Interface dataset entries
○ ○ ○ ○

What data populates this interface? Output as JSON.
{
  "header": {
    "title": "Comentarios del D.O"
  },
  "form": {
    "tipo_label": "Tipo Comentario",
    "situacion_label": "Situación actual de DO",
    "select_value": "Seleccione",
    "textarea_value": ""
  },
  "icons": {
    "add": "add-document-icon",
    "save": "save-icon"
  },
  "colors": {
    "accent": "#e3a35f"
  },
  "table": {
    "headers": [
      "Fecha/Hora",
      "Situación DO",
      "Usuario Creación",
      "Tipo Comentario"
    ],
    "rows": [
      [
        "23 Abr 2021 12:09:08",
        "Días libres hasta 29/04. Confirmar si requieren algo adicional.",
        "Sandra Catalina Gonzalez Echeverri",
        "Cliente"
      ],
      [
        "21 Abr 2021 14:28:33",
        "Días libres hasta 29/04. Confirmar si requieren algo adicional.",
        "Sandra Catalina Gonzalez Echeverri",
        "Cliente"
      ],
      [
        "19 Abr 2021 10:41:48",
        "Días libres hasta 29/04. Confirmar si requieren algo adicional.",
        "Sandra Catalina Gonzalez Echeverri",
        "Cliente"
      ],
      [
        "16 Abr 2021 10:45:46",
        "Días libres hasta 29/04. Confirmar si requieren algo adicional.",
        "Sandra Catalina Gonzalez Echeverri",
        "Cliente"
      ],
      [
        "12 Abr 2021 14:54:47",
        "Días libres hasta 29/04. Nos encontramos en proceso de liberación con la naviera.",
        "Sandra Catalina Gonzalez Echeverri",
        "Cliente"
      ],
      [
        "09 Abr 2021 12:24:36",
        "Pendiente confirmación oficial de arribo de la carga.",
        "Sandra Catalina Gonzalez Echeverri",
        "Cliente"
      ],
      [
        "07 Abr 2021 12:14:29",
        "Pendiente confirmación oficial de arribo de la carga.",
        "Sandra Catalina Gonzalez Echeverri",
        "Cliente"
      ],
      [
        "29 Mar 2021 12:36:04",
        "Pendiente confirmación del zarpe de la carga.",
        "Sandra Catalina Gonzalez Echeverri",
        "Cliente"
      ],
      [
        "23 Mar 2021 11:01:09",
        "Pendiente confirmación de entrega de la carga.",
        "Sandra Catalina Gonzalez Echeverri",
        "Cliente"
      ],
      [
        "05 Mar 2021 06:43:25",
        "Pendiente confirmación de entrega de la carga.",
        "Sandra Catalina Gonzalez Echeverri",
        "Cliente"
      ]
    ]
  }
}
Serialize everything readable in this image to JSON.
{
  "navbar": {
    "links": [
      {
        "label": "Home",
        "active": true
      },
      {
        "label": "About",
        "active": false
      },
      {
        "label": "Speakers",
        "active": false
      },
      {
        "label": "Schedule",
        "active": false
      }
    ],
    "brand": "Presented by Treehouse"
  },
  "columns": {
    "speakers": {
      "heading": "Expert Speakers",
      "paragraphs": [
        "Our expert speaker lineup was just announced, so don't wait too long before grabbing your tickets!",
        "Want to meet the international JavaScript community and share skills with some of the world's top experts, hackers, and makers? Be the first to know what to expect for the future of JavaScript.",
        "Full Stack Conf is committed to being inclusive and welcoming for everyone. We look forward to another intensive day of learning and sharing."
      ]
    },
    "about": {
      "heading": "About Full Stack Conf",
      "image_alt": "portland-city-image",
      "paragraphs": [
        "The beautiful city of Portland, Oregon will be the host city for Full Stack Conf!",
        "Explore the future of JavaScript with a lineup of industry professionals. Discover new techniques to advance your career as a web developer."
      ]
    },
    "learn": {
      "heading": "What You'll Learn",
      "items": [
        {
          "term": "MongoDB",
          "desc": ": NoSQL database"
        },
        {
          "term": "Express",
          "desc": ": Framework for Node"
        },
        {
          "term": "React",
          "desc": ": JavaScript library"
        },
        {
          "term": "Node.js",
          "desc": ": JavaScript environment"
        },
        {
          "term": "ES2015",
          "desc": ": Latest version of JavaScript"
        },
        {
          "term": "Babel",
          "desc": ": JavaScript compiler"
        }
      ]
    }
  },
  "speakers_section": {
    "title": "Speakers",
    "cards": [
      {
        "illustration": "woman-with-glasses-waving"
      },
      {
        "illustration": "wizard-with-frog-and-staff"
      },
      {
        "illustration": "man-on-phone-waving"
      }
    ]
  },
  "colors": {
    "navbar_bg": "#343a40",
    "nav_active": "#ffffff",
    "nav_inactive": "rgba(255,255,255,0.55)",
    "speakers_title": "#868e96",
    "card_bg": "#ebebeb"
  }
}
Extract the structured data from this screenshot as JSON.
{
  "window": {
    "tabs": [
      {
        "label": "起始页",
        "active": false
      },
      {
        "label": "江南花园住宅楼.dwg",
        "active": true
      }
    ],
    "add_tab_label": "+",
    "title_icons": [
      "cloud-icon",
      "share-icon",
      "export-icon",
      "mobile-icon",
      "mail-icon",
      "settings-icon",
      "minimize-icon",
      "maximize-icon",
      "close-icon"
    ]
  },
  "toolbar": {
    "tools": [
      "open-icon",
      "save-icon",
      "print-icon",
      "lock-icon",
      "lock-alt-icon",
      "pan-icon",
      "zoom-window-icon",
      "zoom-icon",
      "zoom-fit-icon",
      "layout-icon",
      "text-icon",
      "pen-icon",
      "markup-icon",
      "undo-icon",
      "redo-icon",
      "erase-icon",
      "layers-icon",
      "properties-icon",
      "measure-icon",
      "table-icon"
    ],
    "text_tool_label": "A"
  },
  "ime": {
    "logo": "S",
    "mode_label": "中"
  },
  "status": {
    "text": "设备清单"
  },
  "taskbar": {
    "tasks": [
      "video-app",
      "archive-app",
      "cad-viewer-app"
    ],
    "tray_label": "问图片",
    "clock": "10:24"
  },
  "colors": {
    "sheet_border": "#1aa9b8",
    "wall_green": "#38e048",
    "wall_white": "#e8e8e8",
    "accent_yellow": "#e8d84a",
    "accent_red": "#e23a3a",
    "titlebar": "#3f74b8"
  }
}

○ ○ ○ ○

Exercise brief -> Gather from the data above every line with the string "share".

Answer to this problem ->
        "Want to meet the international JavaScript community and share skills with some of the world's top experts, hackers, and makers? Be the first to know what to expect for the future of JavaScript.",
      "share-icon",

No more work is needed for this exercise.